* _PROBLEM DESCRIPTION_:
Only lines containing the string "screenshot" belong in the answer; find them in the records and copy them.

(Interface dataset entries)
-- -- --

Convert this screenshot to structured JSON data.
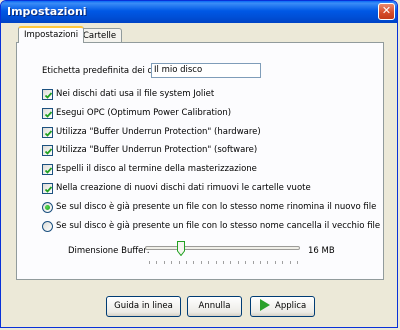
{
  "window": {
    "title": "Impostazioni"
  },
  "tabs": [
    {
      "label": "Impostazioni",
      "active": true
    },
    {
      "label": "Cartelle",
      "active": false
    }
  ],
  "disc_label": {
    "label": "Etichetta predefinita dei dischi",
    "value": "Il mio disco"
  },
  "options": [
    {
      "label": "Nei dischi dati usa il file system Joliet",
      "checked": true
    },
    {
      "label": "Esegui OPC (Optimum Power Calibration)",
      "checked": true
    },
    {
      "label": "Utilizza \"Buffer Underrun Protection\" (hardware)",
      "checked": true
    },
    {
      "label": "Utilizza \"Buffer Underrun Protection\" (software)",
      "checked": true
    },
    {
      "label": "Espelli il disco al termine della masterizzazione",
      "checked": true
    },
    {
      "label": "Nella creazione di nuovi dischi dati rimuovi le cartelle vuote",
      "checked": true
    }
  ],
  "radios": [
    {
      "label": "Se sul disco è già presente un file con lo stesso nome rinomina il nuovo file",
      "selected": true
    },
    {
      "label": "Se sul disco è già presente un file con lo stesso nome cancella il vecchio file",
      "selected": false
    }
  ],
  "buffer": {
    "label": "Dimensione Buffer:",
    "value_text": "16 MB",
    "position_fraction": 0.23
  },
  "buttons": {
    "help": "Guida in linea",
    "cancel": "Annulla",
    "apply": "Applica"
  },
  "colors": {
    "titlebar": "#0058e5",
    "check": "#21a121",
    "apply_icon": "#2aa12a"
  }
}
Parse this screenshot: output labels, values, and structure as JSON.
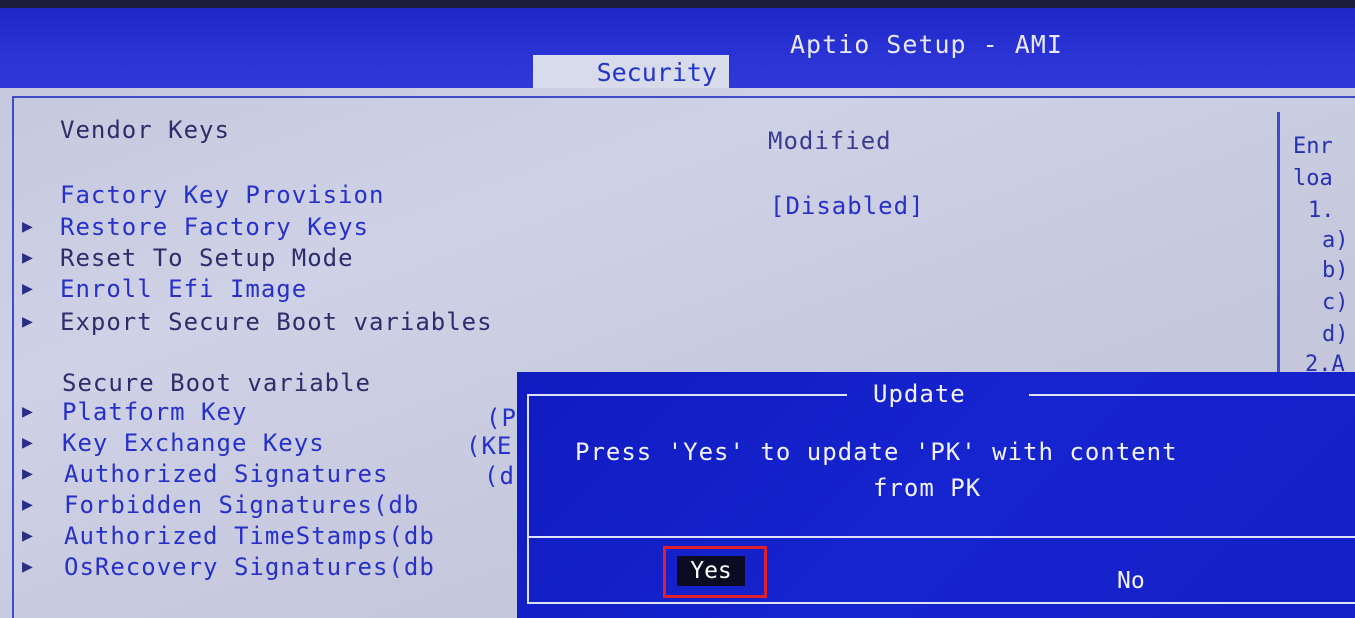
{
  "header": {
    "app_title": "Aptio Setup - AMI",
    "active_tab": "Security"
  },
  "main": {
    "vendor_keys_label": "Vendor Keys",
    "vendor_keys_value": "Modified",
    "factory_key_provision_label": "Factory Key Provision",
    "factory_key_provision_value": "[Disabled]",
    "menu_items": [
      "Restore Factory Keys",
      "Reset To Setup Mode",
      "Enroll Efi Image",
      "Export Secure Boot variables"
    ],
    "secure_boot_variable_label": "Secure Boot variable",
    "variable_items": [
      {
        "label": "Platform Key",
        "value_fragment": "(P"
      },
      {
        "label": "Key Exchange Keys",
        "value_fragment": "(KE"
      },
      {
        "label": "Authorized Signatures",
        "value_fragment": "(d"
      },
      {
        "label": "Forbidden  Signatures(db",
        "value_fragment": ""
      },
      {
        "label": "Authorized TimeStamps(db",
        "value_fragment": ""
      },
      {
        "label": "OsRecovery Signatures(db",
        "value_fragment": ""
      }
    ]
  },
  "help_panel": {
    "lines": [
      "Enr",
      "loa",
      "1.",
      "a)",
      "b)",
      "c)",
      "d)",
      "2.A"
    ]
  },
  "dialog": {
    "title": "Update",
    "message_line1": "Press 'Yes' to update 'PK' with content",
    "message_line2": "from PK",
    "yes_label": "Yes",
    "no_label": "No"
  },
  "colors": {
    "bios_blue": "#1624cf",
    "highlight_red": "#e0202b"
  }
}
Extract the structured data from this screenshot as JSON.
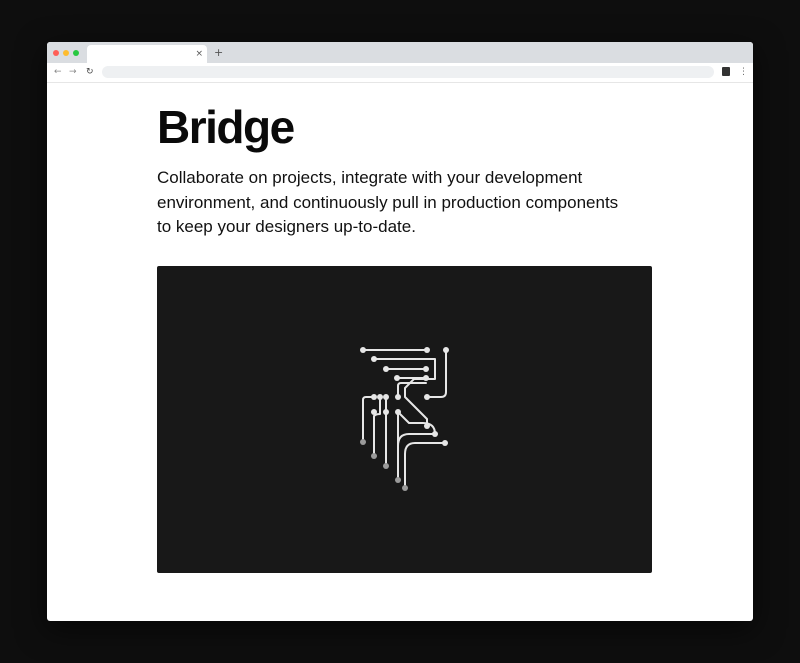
{
  "browser": {
    "tab_close_glyph": "×",
    "new_tab_glyph": "+",
    "back_glyph": "←",
    "forward_glyph": "→",
    "reload_glyph": "↻",
    "menu_glyph": "⋮",
    "icons": {
      "close": "close-icon",
      "new_tab": "plus-icon",
      "back": "arrow-left-icon",
      "forward": "arrow-right-icon",
      "reload": "reload-icon",
      "extension": "extension-icon",
      "menu": "kebab-menu-icon"
    },
    "traffic_light_colors": {
      "red": "#ff5f57",
      "yellow": "#febc2e",
      "green": "#28c840"
    }
  },
  "page": {
    "title": "Bridge",
    "description": "Collaborate on projects, integrate with your development environment, and continuously pull in production components to keep your designers up-to-date.",
    "hero": {
      "icon": "circuit-traces-illustration",
      "background_color": "#181818",
      "trace_color": "#e6e6e6"
    }
  }
}
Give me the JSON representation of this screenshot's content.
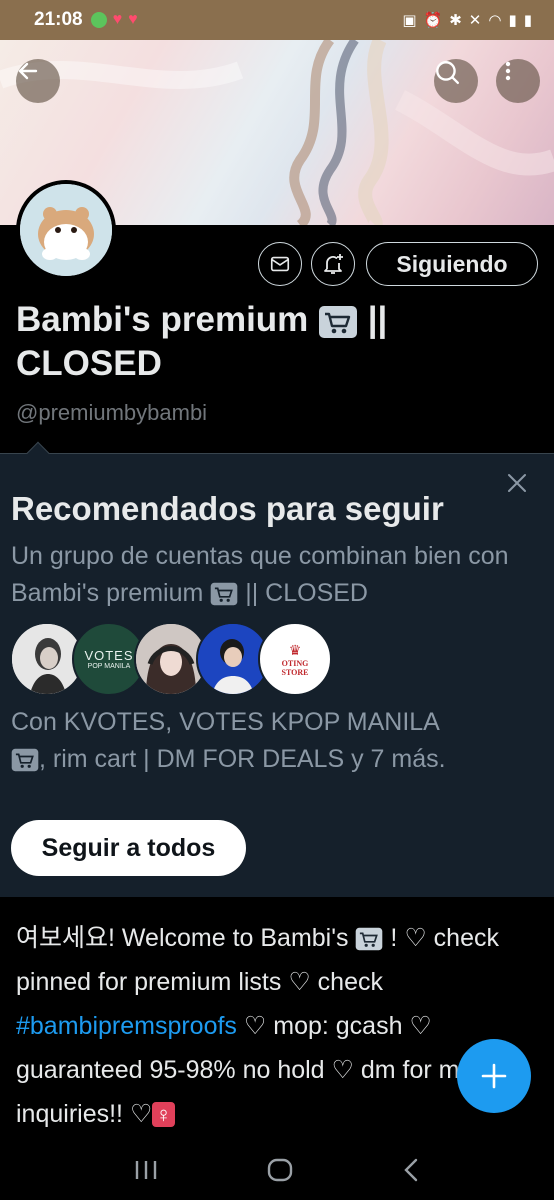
{
  "status_bar": {
    "time": "21:08",
    "left_icons": [
      "app-icon",
      "heart-icon",
      "heart-icon"
    ],
    "right_icons": [
      "battery-saver-icon",
      "alarm-icon",
      "bluetooth-icon",
      "mute-icon",
      "wifi-icon",
      "signal-icon",
      "battery-icon"
    ]
  },
  "header": {
    "back_icon": "arrow-left-icon",
    "search_icon": "search-icon",
    "more_icon": "more-vertical-icon"
  },
  "profile": {
    "message_icon": "mail-icon",
    "notify_icon": "bell-plus-icon",
    "follow_label": "Siguiendo",
    "name_line1": "Bambi's premium",
    "name_suffix1": "||",
    "name_line2": "CLOSED",
    "handle": "@premiumbybambi"
  },
  "recommendations": {
    "title": "Recomendados para seguir",
    "subtitle_a": "Un grupo de cuentas que combinan bien con Bambi's premium",
    "subtitle_b": "|| CLOSED",
    "avatar_texts": {
      "votes": "VOTES",
      "votes_sub": "POP MANILA",
      "store": "OTING\nSTORE"
    },
    "with_a": "Con KVOTES, VOTES KPOP MANILA",
    "with_b": ", rim cart | DM FOR DEALS y 7 más.",
    "follow_all_label": "Seguir a todos"
  },
  "bio": {
    "p1": "여보세요! Welcome to Bambi's",
    "p2": "! ♡ check pinned for premium lists  ♡ check",
    "hashtag": "#bambipremsproofs",
    "p3": " ♡ mop: gcash ♡ guaranteed 95-98% no hold ♡ dm for more inquiries!! ♡",
    "emoji": "♀"
  },
  "colors": {
    "accent": "#1d9bf0",
    "panel": "#15202b",
    "muted": "#8b98a5"
  }
}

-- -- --

* _RESULT BELOW_:
Convert this screenshot to structured JSON data.
Parse this screenshot: output labels, values, and structure as JSON.
Extract the structured data from this screenshot as JSON.
Give me the JSON representation of this screenshot's content.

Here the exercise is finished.